*WHAT YOU NEED TO DO*
Each line in the data holding "Antragstellers" should be listed.
--------------------
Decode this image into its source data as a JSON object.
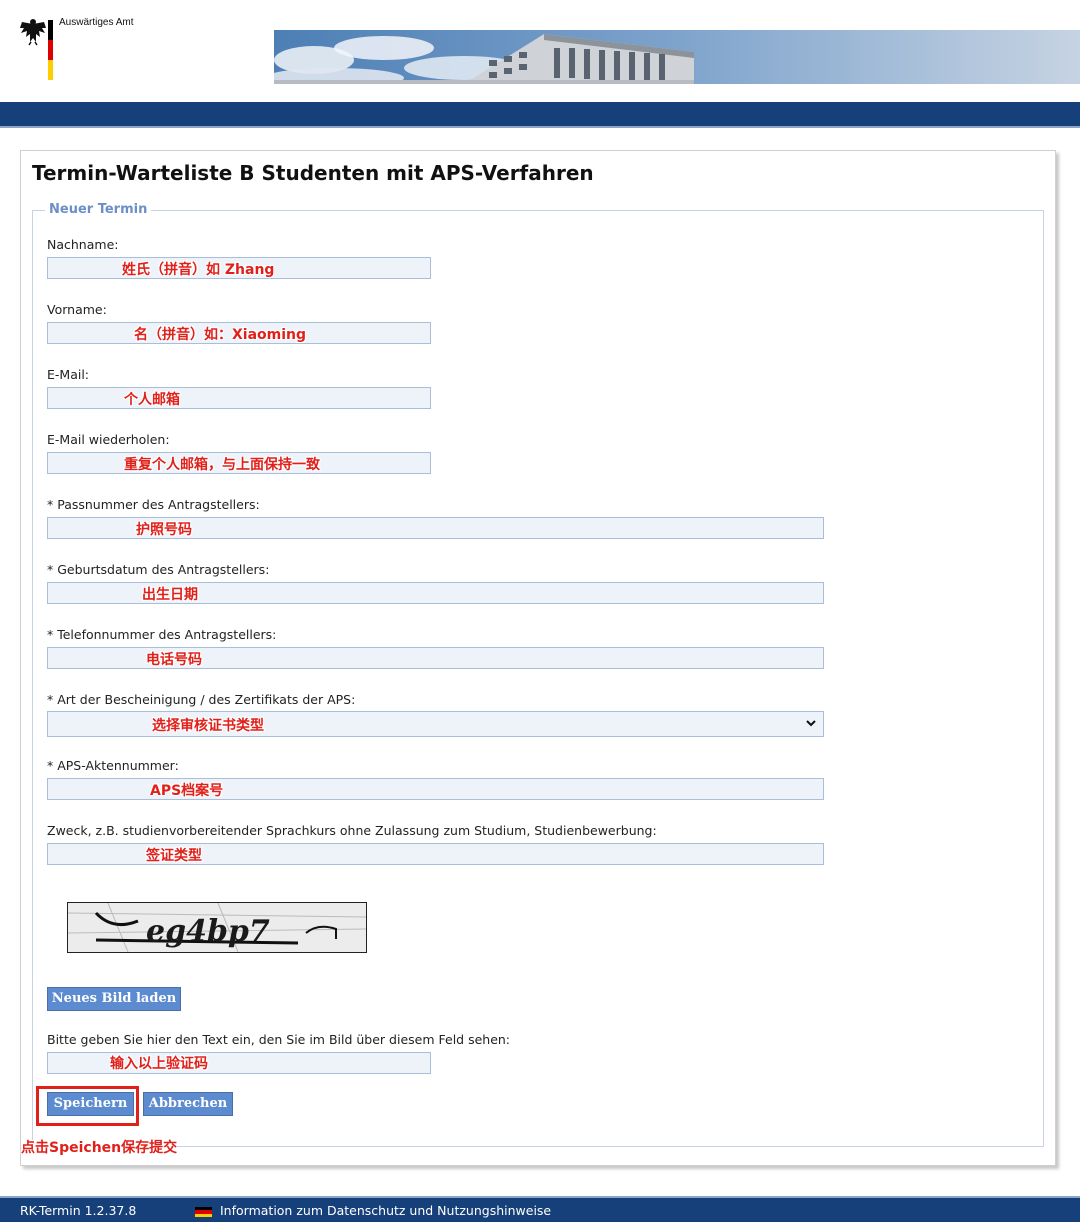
{
  "header": {
    "org_name": "Auswärtiges Amt"
  },
  "page": {
    "title": "Termin-Warteliste B Studenten mit APS-Verfahren"
  },
  "form": {
    "legend": "Neuer Termin",
    "fields": [
      {
        "label": "Nachname:",
        "annotation": "姓氏（拼音）如 Zhang"
      },
      {
        "label": "Vorname:",
        "annotation": "名（拼音）如：Xiaoming"
      },
      {
        "label": "E-Mail:",
        "annotation": "个人邮箱"
      },
      {
        "label": "E-Mail wiederholen:",
        "annotation": "重复个人邮箱，与上面保持一致"
      },
      {
        "label": "* Passnummer des Antragstellers:",
        "annotation": "护照号码"
      },
      {
        "label": "* Geburtsdatum des Antragstellers:",
        "annotation": "出生日期"
      },
      {
        "label": "* Telefonnummer des Antragstellers:",
        "annotation": "电话号码"
      },
      {
        "label": "* Art der Bescheinigung / des Zertifikats der APS:",
        "annotation": "选择审核证书类型"
      },
      {
        "label": "* APS-Aktennummer:",
        "annotation": "APS档案号"
      },
      {
        "label": "Zweck, z.B. studienvorbereitender Sprachkurs ohne Zulassung zum Studium, Studienbewerbung:",
        "annotation": "签证类型"
      }
    ],
    "captcha": {
      "image_text": "eg4bp7",
      "reload_button": "Neues Bild laden",
      "label": "Bitte geben Sie hier den Text ein, den Sie im Bild über diesem Feld sehen:",
      "annotation": "输入以上验证码"
    },
    "save_button": "Speichern",
    "cancel_button": "Abbrechen",
    "save_annotation": "点击Speichen保存提交"
  },
  "footer": {
    "version": "RK-Termin 1.2.37.8",
    "info_link": "Information zum Datenschutz und Nutzungshinweise"
  },
  "colors": {
    "navbar": "#16407a",
    "button": "#5d8bd0",
    "annotation_red": "#e0211b",
    "input_bg": "#eef3fa"
  },
  "icons": [
    "eagle-icon",
    "chevron-down-icon",
    "german-flag-icon"
  ]
}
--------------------
*SOLUTION FOR THIS PROBLEM*
        "label": "* Passnummer des Antragstellers:",
        "label": "* Geburtsdatum des Antragstellers:",
        "label": "* Telefonnummer des Antragstellers:",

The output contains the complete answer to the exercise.